The net loss is divided according to each partner’s contribution percentage. For example, Partner A gets 50 percent of the profits and losses, Partner B gets 30 percent and Partner C gets 20 percent of the partnership’s profits and losses. The partnership net loss is $80,000.
What if a business partner stops working?
If you cannot come to terms, or if you do and the partner does not keep his agreement, you must be prepared for a change in business status. You may decide to close the doors, sell the business, sell your share to the partner, buy him out or any other option that will allow you to move forward with YOUR plan.
How do partnerships divide income?
In a business partnership, you can split the profits any way you want–if everyone is in agreement. You could split the profits equally, or each partner could receive a different base salary and then split any remaining profits.
How do you push out a business partner?
You can file a lawsuit seeking “a judicial dissolution,” to kick your partner out of the company, or to compensate you for the loss of the business, lost profits or more. Lawsuits are expensive, time consuming and take a long time, so a lawsuit isn’t necessarily a “short term” solution for a bad or rogue partner.
What happens if one partner wants to leave the partnership?
If you are the party that is leaving, you may need to go to court to dissolve the partnership. You could take the risk of leaving the business without a Separation Agreement but you may be sued by the remaining partner(s), have your credit ruined, or go bankrupt.
What are the disadvantages of a partnership?
DisadvantagesLiabilities. In addition to sharing profits and assets, a partnership also entails sharing any business losses, as well as responsibility for any debts, even if they are incurred by the other partner. … Loss of Autonomy. … Emotional Issues. … Future Selling Complications. … Lack of Stability.
What happens if a partner Cannot pay a deficiency?
When a partnership business is unable to pay its debts, the creditors may sat- isfy their claims from the personal assets of any of the partners. If any one partner can not pay her or his share of the debt, creditors may make their claims against any of the other partners.
How do you split profits fairly?
Some companies split their profits equally, while many others pay each partner a salary and then divide up remaining profits. Begin by deciding the roles and ownership of each partner and their assigned salary and expense accounts. After that, you can discuss your profit splits.
How do you start a business with multiple partners?
How to Start a Partnership in 7 Easy StepsWhat a Partnership Means.Before You Go Into a Partnership.Step One: Make Decisions About Partners.Step Two: Decide on Partnership Type.Step Three: Decide on a Partnership Name.Step Four: Register Your Partnership With Your State.Step Five: Get an Employer ID Number.Step Six: Create a Partnership Agreement.More items…

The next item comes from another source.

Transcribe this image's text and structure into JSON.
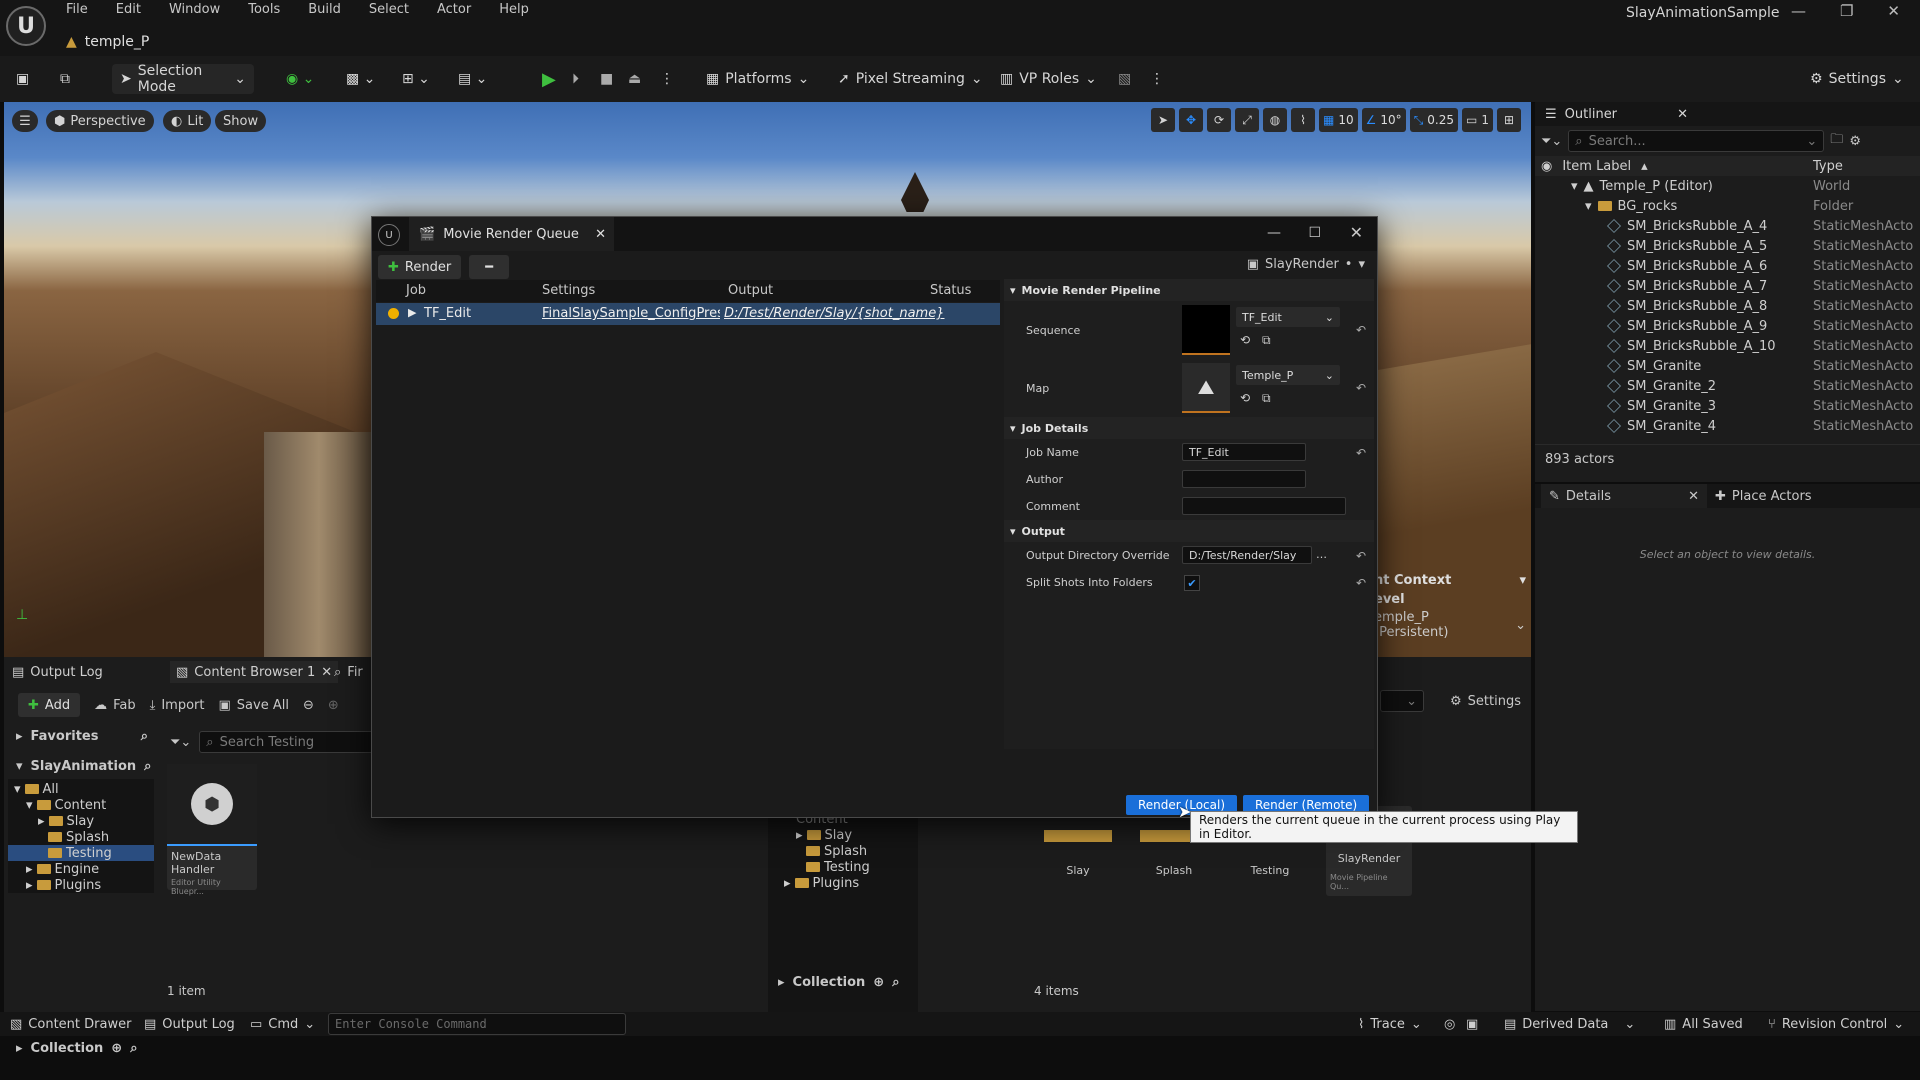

How do you split 100 3 ways?
Well, you can divide it mathematically, you just did. 33.333… is a valid answer. Because of the way your calculator writes numbers it can’t be represented in a finite number of digits, but it’s still a number. If you think about it as a fraction, 100 divided by 3 is 33+(1/3).

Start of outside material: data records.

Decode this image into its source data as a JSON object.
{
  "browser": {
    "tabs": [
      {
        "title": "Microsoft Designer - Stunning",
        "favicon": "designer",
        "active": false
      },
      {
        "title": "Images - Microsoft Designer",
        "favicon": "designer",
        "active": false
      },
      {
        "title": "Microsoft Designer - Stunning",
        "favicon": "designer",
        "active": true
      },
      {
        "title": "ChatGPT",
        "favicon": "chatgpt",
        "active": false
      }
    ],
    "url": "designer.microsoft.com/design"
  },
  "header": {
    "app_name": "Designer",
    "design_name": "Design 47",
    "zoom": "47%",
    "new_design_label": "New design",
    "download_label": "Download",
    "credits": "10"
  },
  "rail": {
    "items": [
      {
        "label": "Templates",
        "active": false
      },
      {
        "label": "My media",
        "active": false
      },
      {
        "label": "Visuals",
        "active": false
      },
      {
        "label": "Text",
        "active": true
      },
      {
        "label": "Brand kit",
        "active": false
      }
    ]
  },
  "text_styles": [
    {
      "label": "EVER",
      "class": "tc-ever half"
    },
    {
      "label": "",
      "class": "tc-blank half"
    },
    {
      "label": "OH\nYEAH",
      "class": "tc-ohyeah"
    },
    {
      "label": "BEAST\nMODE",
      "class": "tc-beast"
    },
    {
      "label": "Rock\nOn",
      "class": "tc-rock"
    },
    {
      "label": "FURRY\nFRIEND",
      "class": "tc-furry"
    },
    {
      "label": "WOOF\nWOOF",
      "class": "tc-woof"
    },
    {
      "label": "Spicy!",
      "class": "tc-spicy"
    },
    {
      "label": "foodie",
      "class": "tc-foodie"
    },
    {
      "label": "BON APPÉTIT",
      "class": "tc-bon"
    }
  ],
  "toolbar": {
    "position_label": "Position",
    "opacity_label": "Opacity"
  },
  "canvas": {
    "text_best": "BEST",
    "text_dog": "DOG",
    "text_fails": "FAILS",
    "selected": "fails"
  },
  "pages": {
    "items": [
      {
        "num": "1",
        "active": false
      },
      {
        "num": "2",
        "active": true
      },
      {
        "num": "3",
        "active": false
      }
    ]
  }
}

Do partners share profits equally?
When forming a partnership, the business owners have the option of creating an agreement that dictates how profits or losses pass through to members of the partnership. Absent an agreement, the partners will share profits and losses equally. If an agreement exists, partners divide profits based on the terms specified.
How do you break up a 50/50 partnership?

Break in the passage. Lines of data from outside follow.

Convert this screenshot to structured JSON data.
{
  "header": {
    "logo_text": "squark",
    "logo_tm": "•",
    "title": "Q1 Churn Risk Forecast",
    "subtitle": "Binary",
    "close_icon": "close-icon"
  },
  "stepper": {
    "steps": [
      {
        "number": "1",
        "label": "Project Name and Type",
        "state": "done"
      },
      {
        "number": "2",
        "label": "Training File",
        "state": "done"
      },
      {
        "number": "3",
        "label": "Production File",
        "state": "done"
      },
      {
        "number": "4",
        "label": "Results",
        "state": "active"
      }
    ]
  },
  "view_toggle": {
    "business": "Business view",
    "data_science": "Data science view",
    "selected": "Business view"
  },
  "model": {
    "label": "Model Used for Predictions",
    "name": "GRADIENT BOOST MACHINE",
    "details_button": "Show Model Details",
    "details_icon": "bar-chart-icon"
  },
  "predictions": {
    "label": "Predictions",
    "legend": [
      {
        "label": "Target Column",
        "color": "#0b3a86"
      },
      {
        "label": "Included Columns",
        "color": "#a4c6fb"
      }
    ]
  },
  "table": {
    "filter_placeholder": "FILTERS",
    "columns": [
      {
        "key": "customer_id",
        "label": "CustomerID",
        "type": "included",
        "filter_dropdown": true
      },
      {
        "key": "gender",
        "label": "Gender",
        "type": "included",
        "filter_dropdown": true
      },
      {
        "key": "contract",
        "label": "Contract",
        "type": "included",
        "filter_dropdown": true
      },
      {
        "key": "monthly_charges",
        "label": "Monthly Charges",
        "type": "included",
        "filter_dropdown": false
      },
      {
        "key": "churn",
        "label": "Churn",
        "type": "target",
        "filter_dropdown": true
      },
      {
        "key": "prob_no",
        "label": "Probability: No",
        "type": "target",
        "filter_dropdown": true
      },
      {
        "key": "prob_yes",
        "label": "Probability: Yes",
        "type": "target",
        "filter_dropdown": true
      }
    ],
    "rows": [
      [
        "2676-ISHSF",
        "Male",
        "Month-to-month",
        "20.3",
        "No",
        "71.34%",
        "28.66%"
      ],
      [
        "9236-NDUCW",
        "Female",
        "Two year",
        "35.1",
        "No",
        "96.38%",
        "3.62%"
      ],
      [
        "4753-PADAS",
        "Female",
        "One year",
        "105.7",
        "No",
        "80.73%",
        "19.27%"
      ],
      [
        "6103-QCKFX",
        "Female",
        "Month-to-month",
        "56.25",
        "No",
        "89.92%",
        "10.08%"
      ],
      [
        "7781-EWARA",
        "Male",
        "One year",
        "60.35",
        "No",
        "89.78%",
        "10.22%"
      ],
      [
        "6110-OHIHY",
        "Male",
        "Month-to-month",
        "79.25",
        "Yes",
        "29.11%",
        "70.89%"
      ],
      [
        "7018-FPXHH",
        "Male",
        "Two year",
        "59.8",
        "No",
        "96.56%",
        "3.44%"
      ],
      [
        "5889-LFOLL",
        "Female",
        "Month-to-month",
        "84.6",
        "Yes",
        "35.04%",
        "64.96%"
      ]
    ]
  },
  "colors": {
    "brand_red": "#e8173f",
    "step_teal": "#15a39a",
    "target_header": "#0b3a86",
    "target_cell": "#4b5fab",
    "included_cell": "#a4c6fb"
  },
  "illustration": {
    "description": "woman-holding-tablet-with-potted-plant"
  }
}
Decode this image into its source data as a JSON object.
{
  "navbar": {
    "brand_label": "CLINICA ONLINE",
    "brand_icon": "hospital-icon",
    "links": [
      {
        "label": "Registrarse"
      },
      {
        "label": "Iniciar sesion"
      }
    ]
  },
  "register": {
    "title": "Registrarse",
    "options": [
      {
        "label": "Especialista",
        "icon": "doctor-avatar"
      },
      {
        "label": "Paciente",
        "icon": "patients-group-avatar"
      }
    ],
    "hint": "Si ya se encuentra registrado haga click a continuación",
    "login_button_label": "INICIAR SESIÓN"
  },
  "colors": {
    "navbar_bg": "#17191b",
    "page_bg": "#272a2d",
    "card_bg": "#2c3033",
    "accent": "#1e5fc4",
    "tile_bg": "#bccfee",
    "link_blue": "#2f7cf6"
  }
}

Here is what you need to do before, during and after a business partnership breaks up:Consider All Options. … Review Your Owners Agreement. … Get An Personal Attorney. … Protect The Money. … Position A Win-Win. … Meet Face to Face, Privately. … Your Partners Attorney. … Keep Your Attorney Apprised.More items…•
Can I force my business partner to buy me out?
Your partners generally cannot refuse to buy you out if you had the foresight to include a buy-sell or buyout clause in your partnership agreement. … You can include language that a buyout is mandatory if one partner requests it. This would insure that if you want your partners to buy you out, they must.